Tagging and suggested tags

Conducting error cohort analysis

Aggregate metrics, such as F1 and accuracy, can be very misleading. We might be led into thinking that we have a good model, when, in fact, we cannot be so sure.

The 97% accuracy we obtained, as an aggregate metric, summarizes the performance of our model across our whole validation set. It is a useful first metric to look at, but it doesn’t convey the complete story of how our model behaves.

For example, how does our model perform for different user groups? What’s the performance for messages about the weather? What about earthquakes? And for Urgent messages?

What we will most likely find out is that the performance of our model is not uniform across different cohorts of the data. Furthermore, we may even encounter some data pockets with low accuracies and specific failure modes.

The image below illustrates well what is often the case with the model performance.

Analyzing different cohorts of the data is critical to building trust in your model and not being surprised by failure modes only after your model is serviced in production.

In this part of the tutorial, we will conduct error cohort analysis to understand how our model performs for different message groups.

The key functionality that allows analyzing multiple data cohorts is tagging. For a comprehensive reference on the importance of tagging, check out Andrew Ng’s online course on ML in production.

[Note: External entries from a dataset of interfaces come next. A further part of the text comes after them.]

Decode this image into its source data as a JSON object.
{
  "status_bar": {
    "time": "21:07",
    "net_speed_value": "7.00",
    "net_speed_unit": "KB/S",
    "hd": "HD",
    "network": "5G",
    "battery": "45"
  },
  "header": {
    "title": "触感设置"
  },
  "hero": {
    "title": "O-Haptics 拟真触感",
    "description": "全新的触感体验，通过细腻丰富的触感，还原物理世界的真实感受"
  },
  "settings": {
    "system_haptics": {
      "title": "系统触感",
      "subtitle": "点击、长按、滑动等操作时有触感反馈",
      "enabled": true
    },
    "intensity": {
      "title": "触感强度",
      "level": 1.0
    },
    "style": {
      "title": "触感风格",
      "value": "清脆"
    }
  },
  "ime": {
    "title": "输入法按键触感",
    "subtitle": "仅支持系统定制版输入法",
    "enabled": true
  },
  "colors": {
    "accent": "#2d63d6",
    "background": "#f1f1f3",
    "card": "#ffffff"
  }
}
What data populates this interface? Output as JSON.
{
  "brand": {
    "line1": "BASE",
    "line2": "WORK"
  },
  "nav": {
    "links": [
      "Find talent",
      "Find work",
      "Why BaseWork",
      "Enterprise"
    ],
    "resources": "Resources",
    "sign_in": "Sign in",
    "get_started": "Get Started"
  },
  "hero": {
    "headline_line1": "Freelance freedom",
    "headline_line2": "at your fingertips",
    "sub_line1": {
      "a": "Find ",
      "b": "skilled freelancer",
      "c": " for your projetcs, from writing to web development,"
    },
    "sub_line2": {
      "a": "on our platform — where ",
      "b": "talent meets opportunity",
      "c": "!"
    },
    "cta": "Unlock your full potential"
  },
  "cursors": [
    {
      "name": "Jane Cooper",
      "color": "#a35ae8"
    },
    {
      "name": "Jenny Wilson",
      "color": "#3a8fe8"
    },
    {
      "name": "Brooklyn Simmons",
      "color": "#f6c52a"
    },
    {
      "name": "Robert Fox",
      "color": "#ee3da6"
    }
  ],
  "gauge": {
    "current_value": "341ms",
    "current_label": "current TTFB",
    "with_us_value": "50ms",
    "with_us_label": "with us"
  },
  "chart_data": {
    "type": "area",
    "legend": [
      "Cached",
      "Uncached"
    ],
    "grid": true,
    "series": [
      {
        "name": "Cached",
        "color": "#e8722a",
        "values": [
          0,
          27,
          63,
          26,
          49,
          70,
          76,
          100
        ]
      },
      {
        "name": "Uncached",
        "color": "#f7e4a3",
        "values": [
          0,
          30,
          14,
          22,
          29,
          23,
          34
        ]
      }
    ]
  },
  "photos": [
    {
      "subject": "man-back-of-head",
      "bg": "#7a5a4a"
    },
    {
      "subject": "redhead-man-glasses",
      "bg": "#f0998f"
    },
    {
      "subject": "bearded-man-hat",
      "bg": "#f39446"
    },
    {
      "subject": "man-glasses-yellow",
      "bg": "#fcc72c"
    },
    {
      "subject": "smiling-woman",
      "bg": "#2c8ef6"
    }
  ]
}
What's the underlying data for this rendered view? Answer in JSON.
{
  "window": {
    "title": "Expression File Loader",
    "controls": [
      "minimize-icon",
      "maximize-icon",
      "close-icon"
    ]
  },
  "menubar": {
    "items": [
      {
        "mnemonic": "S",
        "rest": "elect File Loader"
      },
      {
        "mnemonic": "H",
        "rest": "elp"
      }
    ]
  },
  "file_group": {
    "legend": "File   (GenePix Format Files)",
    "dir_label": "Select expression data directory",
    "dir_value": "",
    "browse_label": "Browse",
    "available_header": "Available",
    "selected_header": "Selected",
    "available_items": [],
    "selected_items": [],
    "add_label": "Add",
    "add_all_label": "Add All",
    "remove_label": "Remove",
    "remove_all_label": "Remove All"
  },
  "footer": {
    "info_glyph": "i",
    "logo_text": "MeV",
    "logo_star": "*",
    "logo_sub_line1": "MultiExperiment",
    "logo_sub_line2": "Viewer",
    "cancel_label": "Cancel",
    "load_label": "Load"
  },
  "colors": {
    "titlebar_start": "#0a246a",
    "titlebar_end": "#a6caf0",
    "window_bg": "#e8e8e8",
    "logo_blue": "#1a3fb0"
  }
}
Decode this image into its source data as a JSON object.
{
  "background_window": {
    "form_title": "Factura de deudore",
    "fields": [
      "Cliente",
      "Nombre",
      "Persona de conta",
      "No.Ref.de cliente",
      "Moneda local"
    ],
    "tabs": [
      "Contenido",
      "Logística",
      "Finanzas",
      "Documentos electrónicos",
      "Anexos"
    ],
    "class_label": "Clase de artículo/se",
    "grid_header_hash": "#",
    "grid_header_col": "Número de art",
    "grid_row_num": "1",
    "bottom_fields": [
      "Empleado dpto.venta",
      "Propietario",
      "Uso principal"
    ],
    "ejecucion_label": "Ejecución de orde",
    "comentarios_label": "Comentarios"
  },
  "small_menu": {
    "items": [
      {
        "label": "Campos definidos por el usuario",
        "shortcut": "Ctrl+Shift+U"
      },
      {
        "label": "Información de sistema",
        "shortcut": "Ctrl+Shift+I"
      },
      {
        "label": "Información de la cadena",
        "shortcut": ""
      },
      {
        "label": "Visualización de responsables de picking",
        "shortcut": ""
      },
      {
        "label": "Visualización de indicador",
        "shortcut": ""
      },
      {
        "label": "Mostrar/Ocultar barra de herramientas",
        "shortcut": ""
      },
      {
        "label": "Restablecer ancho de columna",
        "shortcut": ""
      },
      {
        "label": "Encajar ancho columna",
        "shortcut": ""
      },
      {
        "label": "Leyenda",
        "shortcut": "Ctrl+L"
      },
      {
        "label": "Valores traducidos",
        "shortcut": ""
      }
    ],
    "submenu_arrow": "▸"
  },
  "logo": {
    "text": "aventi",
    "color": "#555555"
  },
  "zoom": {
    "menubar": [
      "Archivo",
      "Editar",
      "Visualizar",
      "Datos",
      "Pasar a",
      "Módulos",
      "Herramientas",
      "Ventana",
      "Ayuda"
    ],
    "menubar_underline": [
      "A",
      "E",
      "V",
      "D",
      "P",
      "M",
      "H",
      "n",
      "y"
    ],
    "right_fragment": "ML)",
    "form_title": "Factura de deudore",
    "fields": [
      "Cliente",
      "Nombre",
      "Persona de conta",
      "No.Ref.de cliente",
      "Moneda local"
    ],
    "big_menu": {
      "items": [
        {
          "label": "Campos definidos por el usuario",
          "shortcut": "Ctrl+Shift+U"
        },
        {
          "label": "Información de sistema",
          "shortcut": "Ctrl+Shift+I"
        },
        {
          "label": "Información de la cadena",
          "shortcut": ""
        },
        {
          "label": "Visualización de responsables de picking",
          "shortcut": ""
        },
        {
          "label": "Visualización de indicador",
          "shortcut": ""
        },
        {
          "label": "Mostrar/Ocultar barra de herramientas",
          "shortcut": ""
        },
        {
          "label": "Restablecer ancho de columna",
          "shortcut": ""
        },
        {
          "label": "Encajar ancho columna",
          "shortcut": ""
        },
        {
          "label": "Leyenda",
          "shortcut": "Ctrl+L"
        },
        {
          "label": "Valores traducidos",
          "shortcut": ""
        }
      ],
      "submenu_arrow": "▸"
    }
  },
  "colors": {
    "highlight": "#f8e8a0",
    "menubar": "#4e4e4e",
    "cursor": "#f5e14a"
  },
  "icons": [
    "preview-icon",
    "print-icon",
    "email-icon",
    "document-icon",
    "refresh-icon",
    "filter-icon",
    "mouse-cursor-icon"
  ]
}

The first step required to conduct error cohort analysis is being able to easily query our dataset so that we can access the data cohorts we are interested in exploring further.

This can be done with the Filter and Search bar, right below the Error analysis panel.

For example, let’s filter the data to only look at the dataset rows from messages that contain the word “earthquake." To do so, we can simply type “earthquake” in the filter bar and press Enter. Now, below the filter bar, we only see the data that satisfies our query.


Combining flexible tagging with easy filtering results in endless possibilities to conduct repeatable and precise data cohort analysis.

Now that we filtered to only see the data we want, let’s create a tag for it.

On the upper left corner of the data table, click on the first checkbox. This will select all of the rows being filtered.

With our rows selected, click on Options, which will show you some of the actions you can take to the selected rows. In our case, we’d like to create a new tag, so click on Tag rows. Let’s name that data cohort about_eathquakes and press Enter.

Voilà! All of the data samples are now tagged! This is the user group we are going to focus on.

You might have noticed that on the Error analysis panel, there is a section called Tags. If you click on it, you will see all the tags you already created. In our case, you will only see our newly created about_earthquakes tag.

Every time you need to have a look or need to show this data cohort to someone, you can simply click on it and the data below will be filtered according to the query used to generate it. This is a great way to document patterns.

Filtering with a tag

Clear the filters in the filter bar. Then, click on the about_earthquakes tag to see what happens to the data rows shown below the error analysis panel

Back to the Tag section. Did you notice something interesting?

Right below our newly created tag, you can see our model’s performance for that specific data cohort.

The model performance for that user group is pretty good, with mainly samples from the Urgent class.


Performance for messages about earthquakes

Notice, that there is a row with a Not urgent message that our model is misclassifying. In that row, the user simply wanted to know the energy released in an earthquake, but our model classified it as Urgent mostly because of the word “earthquake” (you can use local explainability to figure this out).


Actionable insights

In some data groups, the model performs much better than in others. Error cohort analysis not only aids in identifying possible model biases, but also allows practitioners to quickly identify data pockets with specific failure modes. Furthermore, as a diagnostic, it is possible to know exactly the kind of additional data needed to boost the model’s performance. In this case, it is clear we need to either use synthetic data or collect more data for female users to augment our training set.


The key to systematic model improvement is to focus on improving the model performance one data slice at a time.

Filtering and tagging empower practitioners to analyze flexible data cohorts.

Additionally, Openlayer presents automatically slices that might be worth focusing on next. These are the suggested tags.

On the Tags section in the Error analysis panel, you will find some suggested tags that we made for you because we think that these can be data samples that you might be interested in taking a closer look at.

Each suggested tag has a different meaning and if you click on Create, we will automatically tag all the samples that satisfy that criteria.

For example, one of the most powerful suggested tags is the potential_mislabel tag. This shows data that might have been mislabeled, because (among other things) the model is making mistakes with low uncertainty. This is not a guarantee that the points are mislabeled, but it might be worth double-checking them, as training models with mislabeled data will likely hinder their performance.

Using a suggested tag

Click on Create in one of the suggested tags. Once you create a tag, it will show on the Tags section with the associated aggregate metrics.

Now that you are familiar with filtering and tagging, let’s move on to the next part of the tutorial, where we explore tests in the context of ML.